--- THE TASK ---
Would you write out every entry exactly, but without the pictures?

--- DATA ---

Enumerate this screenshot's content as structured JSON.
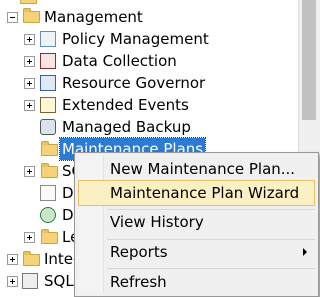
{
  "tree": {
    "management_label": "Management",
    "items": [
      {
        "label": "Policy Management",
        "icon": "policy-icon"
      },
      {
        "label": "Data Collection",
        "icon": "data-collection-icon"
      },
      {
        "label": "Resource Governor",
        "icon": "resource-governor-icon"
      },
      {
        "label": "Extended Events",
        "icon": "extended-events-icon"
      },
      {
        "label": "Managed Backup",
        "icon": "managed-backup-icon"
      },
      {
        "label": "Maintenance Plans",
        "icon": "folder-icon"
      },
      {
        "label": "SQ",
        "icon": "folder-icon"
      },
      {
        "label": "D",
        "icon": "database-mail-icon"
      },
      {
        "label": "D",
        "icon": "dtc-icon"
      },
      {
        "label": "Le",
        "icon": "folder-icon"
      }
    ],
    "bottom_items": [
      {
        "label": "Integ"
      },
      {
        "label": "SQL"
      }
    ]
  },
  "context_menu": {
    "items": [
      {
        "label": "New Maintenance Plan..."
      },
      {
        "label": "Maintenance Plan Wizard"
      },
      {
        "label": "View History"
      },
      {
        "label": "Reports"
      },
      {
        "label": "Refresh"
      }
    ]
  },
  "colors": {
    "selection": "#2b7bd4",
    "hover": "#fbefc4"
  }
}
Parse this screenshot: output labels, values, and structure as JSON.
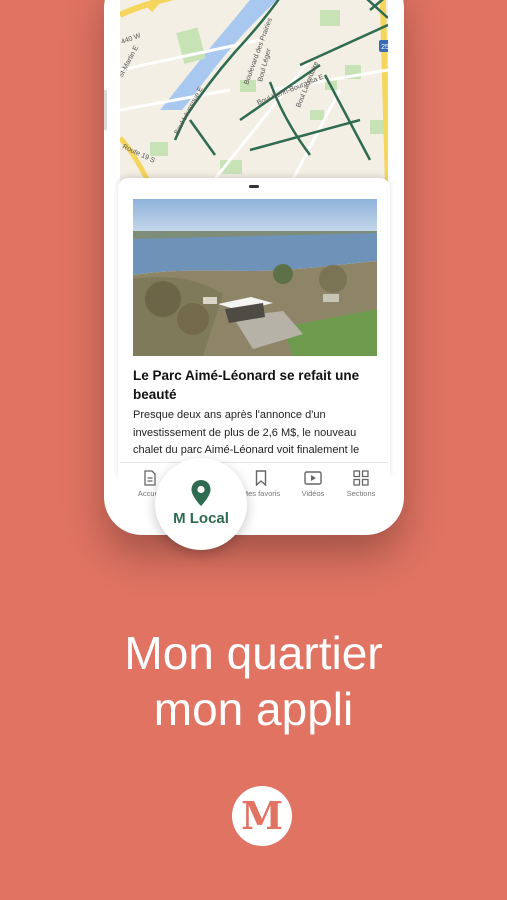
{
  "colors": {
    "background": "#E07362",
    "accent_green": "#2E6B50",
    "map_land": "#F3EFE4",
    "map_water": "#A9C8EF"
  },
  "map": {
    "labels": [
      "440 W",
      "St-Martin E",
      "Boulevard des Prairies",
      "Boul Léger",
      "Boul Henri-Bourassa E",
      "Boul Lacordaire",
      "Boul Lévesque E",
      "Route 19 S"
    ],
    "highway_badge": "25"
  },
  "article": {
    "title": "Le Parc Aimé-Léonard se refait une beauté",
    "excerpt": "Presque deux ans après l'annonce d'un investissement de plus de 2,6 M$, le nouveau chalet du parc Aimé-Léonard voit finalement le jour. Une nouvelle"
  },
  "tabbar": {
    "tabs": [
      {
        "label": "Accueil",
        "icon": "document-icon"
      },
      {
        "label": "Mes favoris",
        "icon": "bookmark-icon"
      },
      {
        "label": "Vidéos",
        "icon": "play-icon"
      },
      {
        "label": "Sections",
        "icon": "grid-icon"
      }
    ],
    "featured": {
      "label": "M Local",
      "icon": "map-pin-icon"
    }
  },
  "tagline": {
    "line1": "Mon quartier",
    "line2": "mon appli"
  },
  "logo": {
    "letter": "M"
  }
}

--- ANSWER SPACE ---
Enumerate this screenshot's content as structured JSON.
{
  "tree": {
    "management_label": "Management",
    "items": [
      {
        "label": "Policy Management",
        "icon": "policy-icon"
      },
      {
        "label": "Data Collection",
        "icon": "data-collection-icon"
      },
      {
        "label": "Resource Governor",
        "icon": "resource-governor-icon"
      },
      {
        "label": "Extended Events",
        "icon": "extended-events-icon"
      },
      {
        "label": "Managed Backup",
        "icon": "managed-backup-icon"
      },
      {
        "label": "Maintenance Plans",
        "icon": "folder-icon"
      },
      {
        "label": "SQ",
        "icon": "folder-icon"
      },
      {
        "label": "D",
        "icon": "database-mail-icon"
      },
      {
        "label": "D",
        "icon": "dtc-icon"
      },
      {
        "label": "Le",
        "icon": "folder-icon"
      }
    ],
    "bottom_items": [
      {
        "label": "Integ"
      },
      {
        "label": "SQL"
      }
    ]
  },
  "context_menu": {
    "items": [
      {
        "label": "New Maintenance Plan..."
      },
      {
        "label": "Maintenance Plan Wizard"
      },
      {
        "label": "View History"
      },
      {
        "label": "Reports"
      },
      {
        "label": "Refresh"
      }
    ]
  },
  "colors": {
    "selection": "#2b7bd4",
    "hover": "#fbefc4"
  }
}
Parse this screenshot: output labels, values, and structure as JSON.
{
  "colors": {
    "background": "#E07362",
    "accent_green": "#2E6B50",
    "map_land": "#F3EFE4",
    "map_water": "#A9C8EF"
  },
  "map": {
    "labels": [
      "440 W",
      "St-Martin E",
      "Boulevard des Prairies",
      "Boul Léger",
      "Boul Henri-Bourassa E",
      "Boul Lacordaire",
      "Boul Lévesque E",
      "Route 19 S"
    ],
    "highway_badge": "25"
  },
  "article": {
    "title": "Le Parc Aimé-Léonard se refait une beauté",
    "excerpt": "Presque deux ans après l'annonce d'un investissement de plus de 2,6 M$, le nouveau chalet du parc Aimé-Léonard voit finalement le jour. Une nouvelle"
  },
  "tabbar": {
    "tabs": [
      {
        "label": "Accueil",
        "icon": "document-icon"
      },
      {
        "label": "Mes favoris",
        "icon": "bookmark-icon"
      },
      {
        "label": "Vidéos",
        "icon": "play-icon"
      },
      {
        "label": "Sections",
        "icon": "grid-icon"
      }
    ],
    "featured": {
      "label": "M Local",
      "icon": "map-pin-icon"
    }
  },
  "tagline": {
    "line1": "Mon quartier",
    "line2": "mon appli"
  },
  "logo": {
    "letter": "M"
  }
}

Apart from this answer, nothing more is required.